  •  Published: 31 July 2013


This study involves a case‐series of 3 elderly male patients with human immune deficiency virus (HIV) infection managed between 2009 and 2010 at the antiretroviral clinic (ART) University of Ilorin Teaching Hospital, Nigeria. They were all within the age range of 73 to 100 years and had multiple sexual partners. They were also co‐managed for hypertension, diabetes mellitus and benign prostatic hyperplasia. Baseline CD4 count was < 350 cell/mm3for all of them and their chemistry and haematology results were within normal ranges. Sputum acid fast bacilli (AFB) was also negative. They all had first-line anti retroviral (ARV) therapy and cotrimoxazole prophylaxis. Initially, adherence was perfect in all of them (≥ 95%) especially as their relatives who double as the treatment‐partners ensured their regular intake of ARV and clinic attendance but later adherence became poor (< 80%) which was reflected in the fallen CD4 counts. Reasons for this include dementia and polypharmacy. One developed severe anaemia due to zidovudine (ZDV)‐induced bone marrow suppression and was appropriately managed. Two of the three cases died < 2 years post‐HIV diagnosis. Conclusively, geriatric HIV infection management entails multidisciplinary approach and a sound working knowledge of antiretroviral therapy with all the peculiar charateristics in the elderly.

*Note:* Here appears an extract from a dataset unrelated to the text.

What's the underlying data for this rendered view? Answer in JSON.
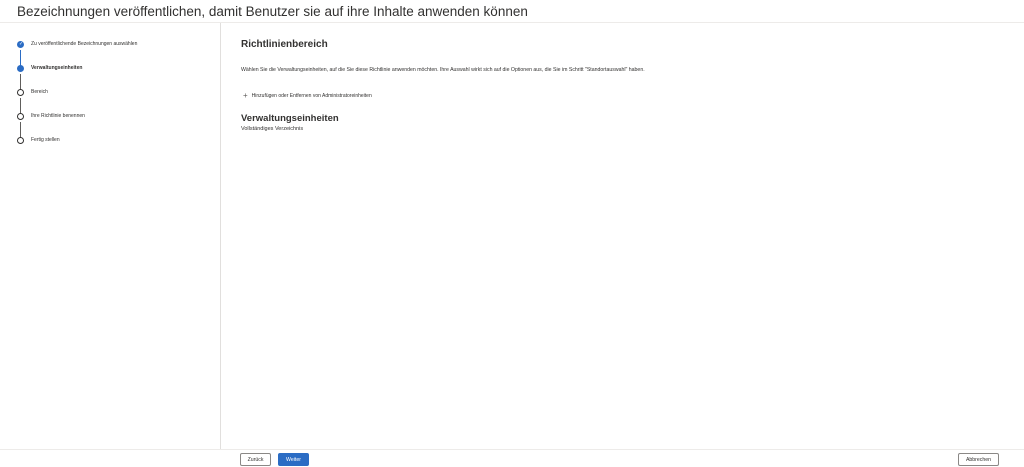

Key words: Human immune deficiency virus (HIV), geriatric, adherence, highly active antiretroviral therapy (HAART), people living with HIV (PLHIV).